In most cases, home childcare coverage also extends to personal property related to the business, such as playground equipment. When you add the home daycare endorsement, the $2,500 coverage on most business-related equipment is replaced with normal personal property limits (coverage C).
Whether or not you need home daycare coverage depends on the nature of your business.
If you babysit a nephew or a grandchild, it’s unlikely this endorsement is necessary. Similarly, your childcare is not considered a business if money doesn't change hands, in which case the liability portion of your homeowners insurance should — in most cases — suffice. If money is exchanged, you will need to acquire a daycare insurance endorsement.
The coverage you choose also depends on the scale of your home daycare. If you already have a number of children in your care or have plans to expand your business, consider a commercial policy separate from your homeowners insurance.
Furthermore, a standard home daycare endorsement only applies if you're the sole proprietor. If your business expands and you hire additional employees, you should acquire a commercial insurance plan.
Home daycare endorsements can be quite restrictive. State requirements or insurance company guidelines usually dictate strict limits on the number of children (not including your own) that can be under your care. In-home care of adults is typically disallowed from this policy endorsement. Furthermore, you can be denied home childcare center insurance if certain attractive nuisances exist on your property, such as a trampoline or swimming pool. Some playground equipment may be classified within this category, making you ineligible for coverage.
There are many things to consider when searching for the right coverage for your home daycare service. For instance, if you plan to use your vehicle for business purposes, it’s vital to find the right car insurance option. Otherwise, you could find your insurance company won’t cover you in the event of an accident.
Most homeowners daycare endorsements provide relatively limited coverage. Things like “corporal punishment liability” or “abuse and molestation liability” are usually excluded. You may also face an “aggregate limit of liability,” an annual combined cap on your personal liability and medical payments coverage. Once this limit has been reached, no further coverage will be provided for the duration of the year.
For these reasons, it could be worth looking into a commercial policy, especially if you are considering growing your business and want to make sure you and those in your care are properly protected.
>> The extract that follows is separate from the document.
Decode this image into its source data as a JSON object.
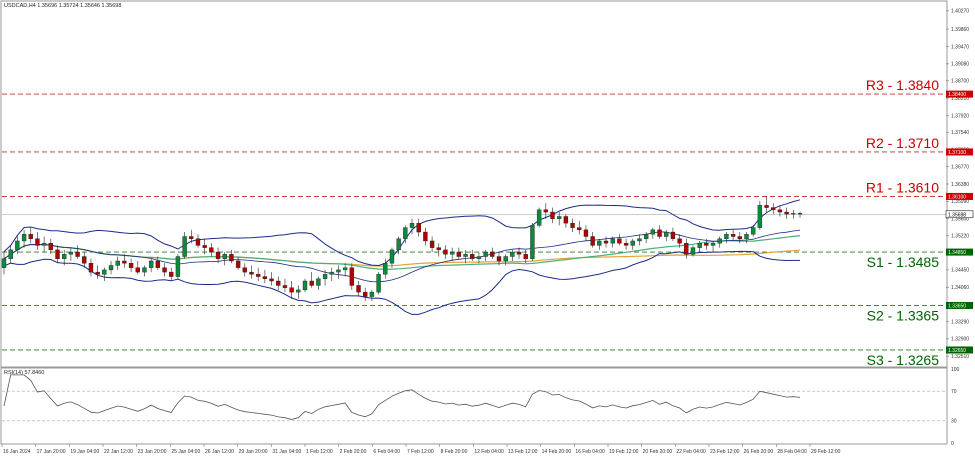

The Zebra is not an insurance company. We publish data-backed, expert-reviewed resources to help consumers make more informed insurance decisions.